Ambrosden and Arncott
The parish church in Ambrosden is the Church of St. Mary the Virgin. Although the door dates from Norman times the church has been refurbished many times over the centuries. The west tower is Early English Gothic and the remainder of the church was rebuilt in the 14th century in the Decorated Gothic style.
Near St. Mary's are remnants of the older village, but much of Ambrosden now consists of MOD housing together with a little new private development.
Nearby at Graven Hill, between Ambrosden and the town of Bicester, is the Royal Army Ordnance Corps' Central Ordnance Depot which is the army's largest ordnance depot. The depot's internal railway system, known as the Bicester Military Railway, passes Ambrosden and links the Graven Hill depot with other depot sites at Arncott and Piddington.
Since the Second World War Ambrosden has housed army personnel stationed at St. George's Barracks, which is at nearby Arncott and consequently much of Ambrosden now has the character of a barracks, and this is emphasised by the military family facilities at the Garrison Centre in the village.
Like many other villages, Ambrosden's history can be traced back to Saxon times. Although some people believe that Ambrosden was named after Ambrosius Aurelianus, a British-Roman military leader, historians believe the name was derived not from Ambrosius, but from the Old English for "Ambre's hill".
Arncott is a small village with most of its houses centred on a green. Arncott is almost entirely surrounded by depot, the Military Railway and other military buildings. As well as the army, Arncott is also the home of Her Majesty's Prison Bullingdon, which is on the edge of the village.
A mile or so to the east of Ambrosden is the little hamlet of Blackthorn with its cottages and houses spread along four lanes that make an open square.

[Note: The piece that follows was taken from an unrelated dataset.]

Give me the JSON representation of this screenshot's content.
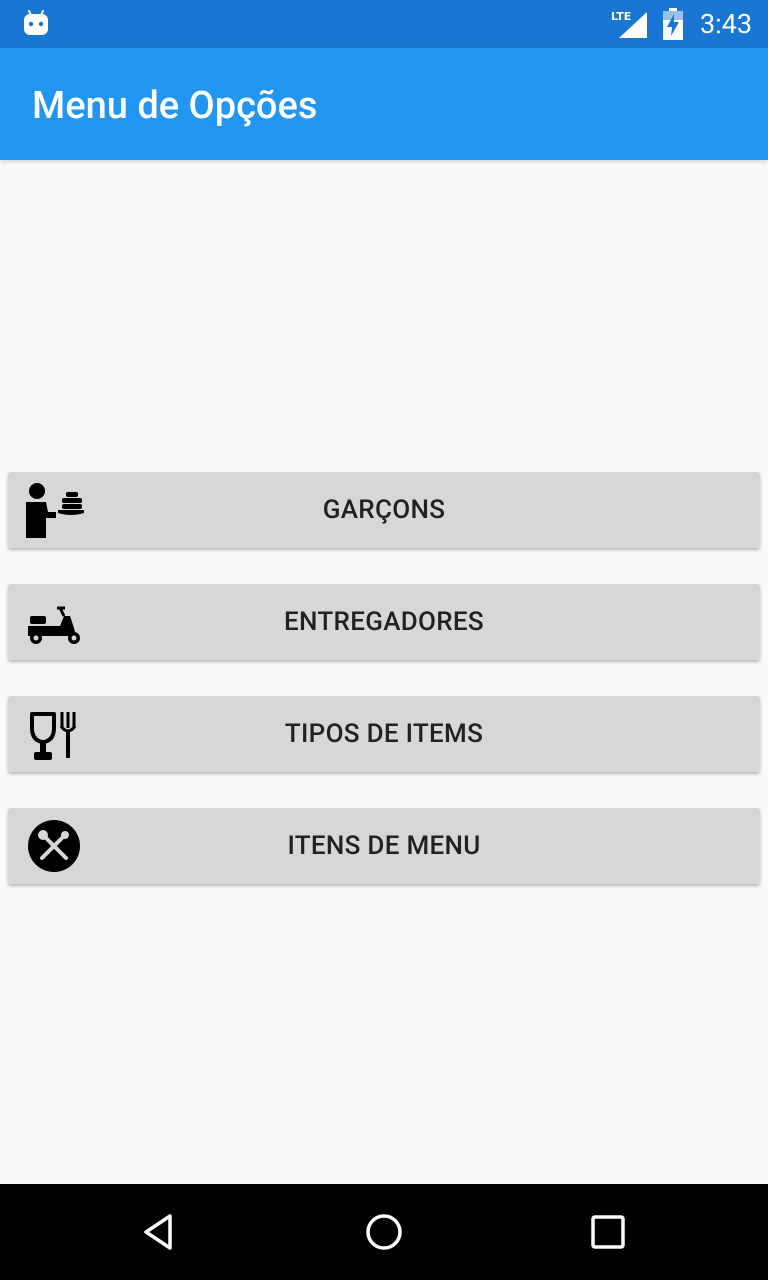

Ambrosden is about 3 miles south-west of Bicester, just south of the A41 trunk road.
Arncott is just over a mile to the south of Ambrosden.